The Ugandan foreign minister said: "Mr President, I have been informed that there is a country called Cyprus. Its citizens are called Cypriots. If we change the name of our country to 'Idi', our citizens would be called 'Idiots'."

Friday, May 1, 2015

Singapore No Longer Safe

One may fault the female A*STAR researcher for walking a dimly lit path unescorted, but nobody could imagine a child would be assaulted in front of the Family Justice Courts building. In broad daylight, in the vicinity of the subordinate courts complex where uniformed policemen are usually milling around. And then there're the scum bags who give paparazzi a bad name, neither rendering assistance to the victim or giving chase after the assailant.

Cookie monsters galore
From whence did law and order descend to such a hellish state in safe haven of Singapore? Some may trace it all the way back to when a heavy hand was laid on the cheek of Dhanabalan, the gory account of which is found on page 150 of Ross Worthington's book, "Governance in Singapore", available at the Lee Kong Chian reference library. Others may point towards the lack of action from the Singapore Police Force, despite multiple reports already filed against one Jason Tan, the politically protected advocate of child abuse. And it looks like he's getting away with his brand of violence too.

Even the taciturn Minister of Law had to draw a line on the brazen attack.
"Amos Yee was assaulted as he was going to court today. That is quite unacceptable.
Rule of Law means respecting the legal process. If everyone starts taking the law into his or her own hands, then we will no longer be a civilised society."

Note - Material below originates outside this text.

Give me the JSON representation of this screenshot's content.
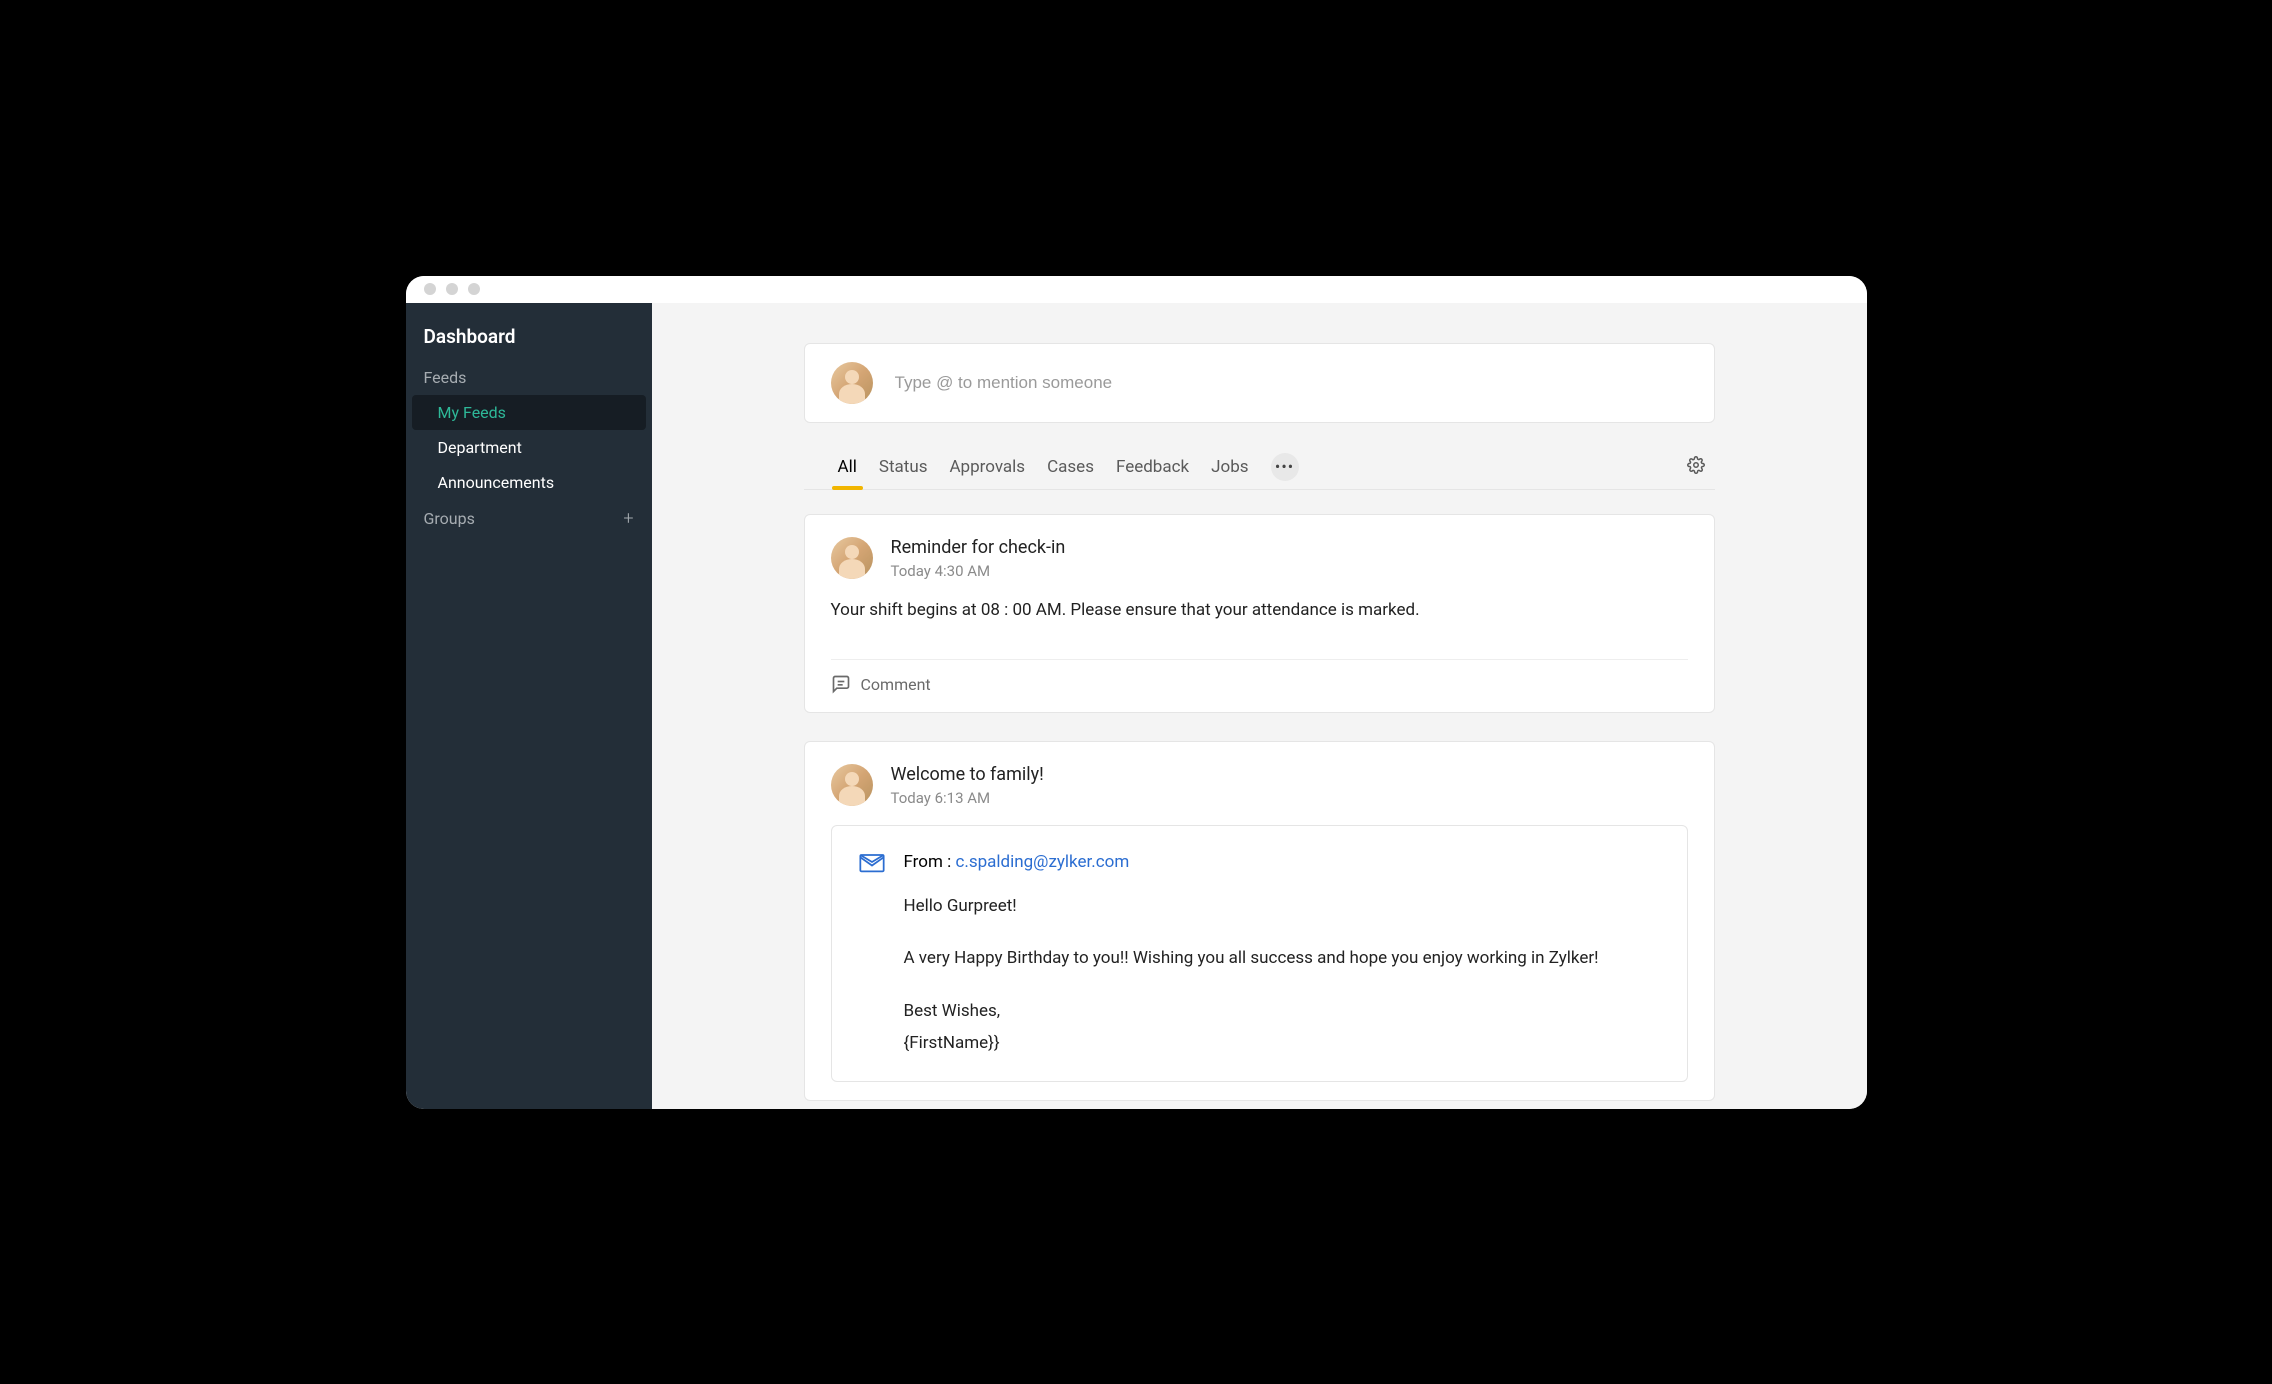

The prime minister may make political mileage out of advocating stronger action against the ISIS at the 26th ASEAN Summit in Kuala Lumpur, but the real terror is already in town.